Saturday, 22 April 2006

Episode 2. Torres del Paine Day 7 'The Final Push'

0700hrs Sir Guestie's solo British Expeditionary Force in Argentina (and Chile) sets out into the snow to make the final ascent to the base of the Torres del Paine, to see the famous view for real. Overnight, the weather conditions were adverse. Pitched near a rushing river, at times the sound of the cascade was inaudible due to the power of the wind ripping over the top of the ridge and rushing through the trees. It is easily below freezing now and just outside the campsite, snow lies on the ground.

Wearing 4 layers, hat and gloves, carrying a camera tucked inside my waterproof jacket, I set down the first footsteps of the morning into the snow. The ascent steepens, the boulders grow larger and the track disappears. Under about 10 cms of snow, the waymarkings are invisible. I make a point of brushing them down, when I find them.

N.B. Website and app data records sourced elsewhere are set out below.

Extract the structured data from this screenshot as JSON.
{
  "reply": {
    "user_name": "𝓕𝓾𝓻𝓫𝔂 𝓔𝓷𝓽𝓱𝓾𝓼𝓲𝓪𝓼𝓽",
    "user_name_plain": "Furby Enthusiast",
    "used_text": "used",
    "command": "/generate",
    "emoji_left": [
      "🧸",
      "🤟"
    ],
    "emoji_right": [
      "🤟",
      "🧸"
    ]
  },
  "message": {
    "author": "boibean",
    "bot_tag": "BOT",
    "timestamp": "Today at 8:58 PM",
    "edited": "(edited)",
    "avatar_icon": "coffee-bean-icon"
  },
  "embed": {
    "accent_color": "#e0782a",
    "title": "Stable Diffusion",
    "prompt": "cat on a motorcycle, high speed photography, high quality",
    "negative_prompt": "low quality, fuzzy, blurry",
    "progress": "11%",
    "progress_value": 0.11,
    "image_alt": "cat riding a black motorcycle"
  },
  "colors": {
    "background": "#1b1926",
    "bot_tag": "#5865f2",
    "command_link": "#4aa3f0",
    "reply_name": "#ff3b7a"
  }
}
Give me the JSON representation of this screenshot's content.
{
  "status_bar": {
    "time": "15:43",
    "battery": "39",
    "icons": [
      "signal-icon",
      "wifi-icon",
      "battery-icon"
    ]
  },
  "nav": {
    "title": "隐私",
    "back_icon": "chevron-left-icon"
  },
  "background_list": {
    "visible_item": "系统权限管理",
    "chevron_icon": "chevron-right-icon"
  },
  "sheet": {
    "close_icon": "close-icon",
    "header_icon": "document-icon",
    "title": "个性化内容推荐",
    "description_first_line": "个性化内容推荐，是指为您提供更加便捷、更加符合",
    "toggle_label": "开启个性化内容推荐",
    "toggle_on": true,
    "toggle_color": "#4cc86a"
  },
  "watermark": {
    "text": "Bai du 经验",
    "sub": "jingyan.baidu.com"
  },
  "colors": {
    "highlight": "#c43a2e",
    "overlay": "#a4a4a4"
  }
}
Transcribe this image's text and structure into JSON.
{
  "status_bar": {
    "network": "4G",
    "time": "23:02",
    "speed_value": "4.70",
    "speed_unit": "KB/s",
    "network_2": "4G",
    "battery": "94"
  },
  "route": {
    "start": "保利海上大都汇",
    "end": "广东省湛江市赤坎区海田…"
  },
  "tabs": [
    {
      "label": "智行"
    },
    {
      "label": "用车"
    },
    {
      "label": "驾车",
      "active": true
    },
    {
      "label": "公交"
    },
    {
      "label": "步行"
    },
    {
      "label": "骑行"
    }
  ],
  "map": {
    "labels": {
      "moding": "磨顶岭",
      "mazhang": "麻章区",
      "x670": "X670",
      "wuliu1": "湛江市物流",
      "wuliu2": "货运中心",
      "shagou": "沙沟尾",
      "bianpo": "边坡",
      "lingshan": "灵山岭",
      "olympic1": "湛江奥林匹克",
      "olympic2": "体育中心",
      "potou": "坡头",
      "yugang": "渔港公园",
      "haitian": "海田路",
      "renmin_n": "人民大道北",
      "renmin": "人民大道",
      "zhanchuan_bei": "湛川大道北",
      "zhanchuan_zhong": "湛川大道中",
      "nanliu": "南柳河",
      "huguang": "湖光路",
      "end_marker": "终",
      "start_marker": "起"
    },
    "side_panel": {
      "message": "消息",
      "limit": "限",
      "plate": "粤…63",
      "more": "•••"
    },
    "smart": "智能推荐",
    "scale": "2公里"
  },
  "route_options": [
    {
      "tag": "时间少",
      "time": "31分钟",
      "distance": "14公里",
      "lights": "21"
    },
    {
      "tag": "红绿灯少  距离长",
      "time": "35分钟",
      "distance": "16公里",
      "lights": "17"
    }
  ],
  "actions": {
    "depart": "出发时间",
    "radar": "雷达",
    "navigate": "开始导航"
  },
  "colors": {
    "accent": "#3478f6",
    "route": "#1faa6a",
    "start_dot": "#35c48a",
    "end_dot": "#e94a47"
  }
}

The wind is stiffer further up, the snow coming down harder. Visibility zero. My footsteps are filling in fast. I don't like the look of it. Near the top, I call it a day. I can't see anything and I don't like the idea of slipping and nobody finding me very soon - I don't expect anyone else to have a go today.

I decamp and descend into the gorgeous valley below. The weather, I see, is clearing further down. By the time I reach the bottom, I'm in shorts and t-shirt. A Swiss German, who followed my footprints an hour later comes down and shows me the great pics he'd got. I feel robbed.

I met with James and Nicky and we arranged to go out for drinks and dinner. TdP D8 is cancelled. Campamento Japon├ęs, the entry point for the Valle del Silencio, a little further on from Camp. Torres where I spent last night, was cut off due to snow. A great week in the Park but plenty of reasons to return:
  1. the circuito grande
  2. Paso John Garner
  3. A decent view of the Glaciar Grey in sunlight from above
  4. A clear view from the base of the Torres
  5. El Valle del Silencio